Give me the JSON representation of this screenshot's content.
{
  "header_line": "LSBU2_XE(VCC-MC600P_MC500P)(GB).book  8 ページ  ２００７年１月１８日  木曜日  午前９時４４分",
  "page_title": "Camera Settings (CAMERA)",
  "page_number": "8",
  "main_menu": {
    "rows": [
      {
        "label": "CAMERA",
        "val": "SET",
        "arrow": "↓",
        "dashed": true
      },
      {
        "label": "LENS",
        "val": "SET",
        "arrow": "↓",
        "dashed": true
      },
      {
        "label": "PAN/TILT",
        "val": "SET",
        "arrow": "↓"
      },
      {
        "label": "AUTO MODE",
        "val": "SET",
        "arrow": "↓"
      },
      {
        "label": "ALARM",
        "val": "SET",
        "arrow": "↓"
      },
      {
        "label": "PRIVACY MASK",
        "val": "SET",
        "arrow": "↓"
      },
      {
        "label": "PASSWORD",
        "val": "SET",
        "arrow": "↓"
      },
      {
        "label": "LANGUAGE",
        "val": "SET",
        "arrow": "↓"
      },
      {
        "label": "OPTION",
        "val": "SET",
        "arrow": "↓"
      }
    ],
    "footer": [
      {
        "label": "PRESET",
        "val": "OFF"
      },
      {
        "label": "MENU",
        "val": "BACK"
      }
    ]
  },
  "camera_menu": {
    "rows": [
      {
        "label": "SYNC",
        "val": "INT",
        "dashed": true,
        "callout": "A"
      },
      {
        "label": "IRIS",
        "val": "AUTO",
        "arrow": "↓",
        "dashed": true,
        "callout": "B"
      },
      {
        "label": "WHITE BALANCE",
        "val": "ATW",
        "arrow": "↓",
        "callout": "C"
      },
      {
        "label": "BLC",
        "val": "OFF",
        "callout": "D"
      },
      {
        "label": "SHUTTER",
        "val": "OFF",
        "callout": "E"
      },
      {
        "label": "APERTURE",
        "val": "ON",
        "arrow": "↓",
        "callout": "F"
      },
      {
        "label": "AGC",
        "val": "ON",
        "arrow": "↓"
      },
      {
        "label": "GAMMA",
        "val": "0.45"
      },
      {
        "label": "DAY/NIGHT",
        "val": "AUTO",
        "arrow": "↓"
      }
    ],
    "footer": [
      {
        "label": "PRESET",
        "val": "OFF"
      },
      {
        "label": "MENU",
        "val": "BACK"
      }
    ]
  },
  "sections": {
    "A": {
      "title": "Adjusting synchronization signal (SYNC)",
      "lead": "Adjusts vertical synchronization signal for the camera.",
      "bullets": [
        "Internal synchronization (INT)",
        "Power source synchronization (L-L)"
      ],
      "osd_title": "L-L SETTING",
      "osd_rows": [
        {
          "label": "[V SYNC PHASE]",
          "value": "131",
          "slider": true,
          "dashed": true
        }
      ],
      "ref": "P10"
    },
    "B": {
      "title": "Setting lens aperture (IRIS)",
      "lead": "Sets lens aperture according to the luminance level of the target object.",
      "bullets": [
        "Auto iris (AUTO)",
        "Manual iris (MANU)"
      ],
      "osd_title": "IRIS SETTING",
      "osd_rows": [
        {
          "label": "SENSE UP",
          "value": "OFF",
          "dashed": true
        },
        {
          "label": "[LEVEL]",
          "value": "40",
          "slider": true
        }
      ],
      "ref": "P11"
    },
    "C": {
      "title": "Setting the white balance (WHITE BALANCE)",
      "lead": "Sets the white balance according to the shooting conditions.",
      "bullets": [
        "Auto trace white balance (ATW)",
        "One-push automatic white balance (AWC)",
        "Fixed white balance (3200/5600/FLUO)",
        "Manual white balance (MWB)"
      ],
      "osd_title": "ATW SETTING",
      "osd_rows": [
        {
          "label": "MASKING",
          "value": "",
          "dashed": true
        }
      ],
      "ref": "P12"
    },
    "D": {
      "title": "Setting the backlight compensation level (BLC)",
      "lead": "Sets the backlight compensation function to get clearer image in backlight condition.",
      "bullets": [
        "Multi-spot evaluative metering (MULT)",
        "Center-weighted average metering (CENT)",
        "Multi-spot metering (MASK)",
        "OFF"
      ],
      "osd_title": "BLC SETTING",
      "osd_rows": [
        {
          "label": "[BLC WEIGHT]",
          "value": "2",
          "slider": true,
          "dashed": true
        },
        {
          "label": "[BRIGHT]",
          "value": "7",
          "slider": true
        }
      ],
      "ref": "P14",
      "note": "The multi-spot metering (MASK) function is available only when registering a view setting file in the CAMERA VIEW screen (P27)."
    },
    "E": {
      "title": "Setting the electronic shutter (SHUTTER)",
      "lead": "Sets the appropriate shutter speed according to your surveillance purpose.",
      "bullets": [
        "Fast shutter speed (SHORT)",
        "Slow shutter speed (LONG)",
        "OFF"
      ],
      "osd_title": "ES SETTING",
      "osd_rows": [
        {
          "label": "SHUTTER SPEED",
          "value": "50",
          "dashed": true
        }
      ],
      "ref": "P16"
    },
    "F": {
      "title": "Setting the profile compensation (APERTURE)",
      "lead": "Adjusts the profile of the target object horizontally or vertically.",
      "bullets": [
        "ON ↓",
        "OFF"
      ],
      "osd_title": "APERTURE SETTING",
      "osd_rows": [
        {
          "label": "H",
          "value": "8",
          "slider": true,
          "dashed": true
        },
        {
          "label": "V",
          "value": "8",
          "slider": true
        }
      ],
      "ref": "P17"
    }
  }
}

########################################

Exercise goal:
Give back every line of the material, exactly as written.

Written response:
Give me the JSON representation of this screenshot's content.
{
  "header_line": "LSBU2_XE(VCC-MC600P_MC500P)(GB).book  8 ページ  ２００７年１月１８日  木曜日  午前９時４４分",
  "page_title": "Camera Settings (CAMERA)",
  "page_number": "8",
  "main_menu": {
    "rows": [
      {
        "label": "CAMERA",
        "val": "SET",
        "arrow": "↓",
        "dashed": true
      },
      {
        "label": "LENS",
        "val": "SET",
        "arrow": "↓",
        "dashed": true
      },
      {
        "label": "PAN/TILT",
        "val": "SET",
        "arrow": "↓"
      },
      {
        "label": "AUTO MODE",
        "val": "SET",
        "arrow": "↓"
      },
      {
        "label": "ALARM",
        "val": "SET",
        "arrow": "↓"
      },
      {
        "label": "PRIVACY MASK",
        "val": "SET",
        "arrow": "↓"
      },
      {
        "label": "PASSWORD",
        "val": "SET",
        "arrow": "↓"
      },
      {
        "label": "LANGUAGE",
        "val": "SET",
        "arrow": "↓"
      },
      {
        "label": "OPTION",
        "val": "SET",
        "arrow": "↓"
      }
    ],
    "footer": [
      {
        "label": "PRESET",
        "val": "OFF"
      },
      {
        "label": "MENU",
        "val": "BACK"
      }
    ]
  },
  "camera_menu": {
    "rows": [
      {
        "label": "SYNC",
        "val": "INT",
        "dashed": true,
        "callout": "A"
      },
      {
        "label": "IRIS",
        "val": "AUTO",
        "arrow": "↓",
        "dashed": true,
        "callout": "B"
      },
      {
        "label": "WHITE BALANCE",
        "val": "ATW",
        "arrow": "↓",
        "callout": "C"
      },
      {
        "label": "BLC",
        "val": "OFF",
        "callout": "D"
      },
      {
        "label": "SHUTTER",
        "val": "OFF",
        "callout": "E"
      },
      {
        "label": "APERTURE",
        "val": "ON",
        "arrow": "↓",
        "callout": "F"
      },
      {
        "label": "AGC",
        "val": "ON",
        "arrow": "↓"
      },
      {
        "label": "GAMMA",
        "val": "0.45"
      },
      {
        "label": "DAY/NIGHT",
        "val": "AUTO",
        "arrow": "↓"
      }
    ],
    "footer": [
      {
        "label": "PRESET",
        "val": "OFF"
      },
      {
        "label": "MENU",
        "val": "BACK"
      }
    ]
  },
  "sections": {
    "A": {
      "title": "Adjusting synchronization signal (SYNC)",
      "lead": "Adjusts vertical synchronization signal for the camera.",
      "bullets": [
        "Internal synchronization (INT)",
        "Power source synchronization (L-L)"
      ],
      "osd_title": "L-L SETTING",
      "osd_rows": [
        {
          "label": "[V SYNC PHASE]",
          "value": "131",
          "slider": true,
          "dashed": true
        }
      ],
      "ref": "P10"
    },
    "B": {
      "title": "Setting lens aperture (IRIS)",
      "lead": "Sets lens aperture according to the luminance level of the target object.",
      "bullets": [
        "Auto iris (AUTO)",
        "Manual iris (MANU)"
      ],
      "osd_title": "IRIS SETTING",
      "osd_rows": [
        {
          "label": "SENSE UP",
          "value": "OFF",
          "dashed": true
        },
        {
          "label": "[LEVEL]",
          "value": "40",
          "slider": true
        }
      ],
      "ref": "P11"
    },
    "C": {
      "title": "Setting the white balance (WHITE BALANCE)",
      "lead": "Sets the white balance according to the shooting conditions.",
      "bullets": [
        "Auto trace white balance (ATW)",
        "One-push automatic white balance (AWC)",
        "Fixed white balance (3200/5600/FLUO)",
        "Manual white balance (MWB)"
      ],
      "osd_title": "ATW SETTING",
      "osd_rows": [
        {
          "label": "MASKING",
          "value": "",
          "dashed": true
        }
      ],
      "ref": "P12"
    },
    "D": {
      "title": "Setting the backlight compensation level (BLC)",
      "lead": "Sets the backlight compensation function to get clearer image in backlight condition.",
      "bullets": [
        "Multi-spot evaluative metering (MULT)",
        "Center-weighted average metering (CENT)",
        "Multi-spot metering (MASK)",
        "OFF"
      ],
      "osd_title": "BLC SETTING",
      "osd_rows": [
        {
          "label": "[BLC WEIGHT]",
          "value": "2",
          "slider": true,
          "dashed": true
        },
        {
          "label": "[BRIGHT]",
          "value": "7",
          "slider": true
        }
      ],
      "ref": "P14",
      "note": "The multi-spot metering (MASK) function is available only when registering a view setting file in the CAMERA VIEW screen (P27)."
    },
    "E": {
      "title": "Setting the electronic shutter (SHUTTER)",
      "lead": "Sets the appropriate shutter speed according to your surveillance purpose.",
      "bullets": [
        "Fast shutter speed (SHORT)",
        "Slow shutter speed (LONG)",
        "OFF"
      ],
      "osd_title": "ES SETTING",
      "osd_rows": [
        {
          "label": "SHUTTER SPEED",
          "value": "50",
          "dashed": true
        }
      ],
      "ref": "P16"
    },
    "F": {
      "title": "Setting the profile compensation (APERTURE)",
      "lead": "Adjusts the profile of the target object horizontally or vertically.",
      "bullets": [
        "ON ↓",
        "OFF"
      ],
      "osd_title": "APERTURE SETTING",
      "osd_rows": [
        {
          "label": "H",
          "value": "8",
          "slider": true,
          "dashed": true
        },
        {
          "label": "V",
          "value": "8",
          "slider": true
        }
      ],
      "ref": "P17"
    }
  }
}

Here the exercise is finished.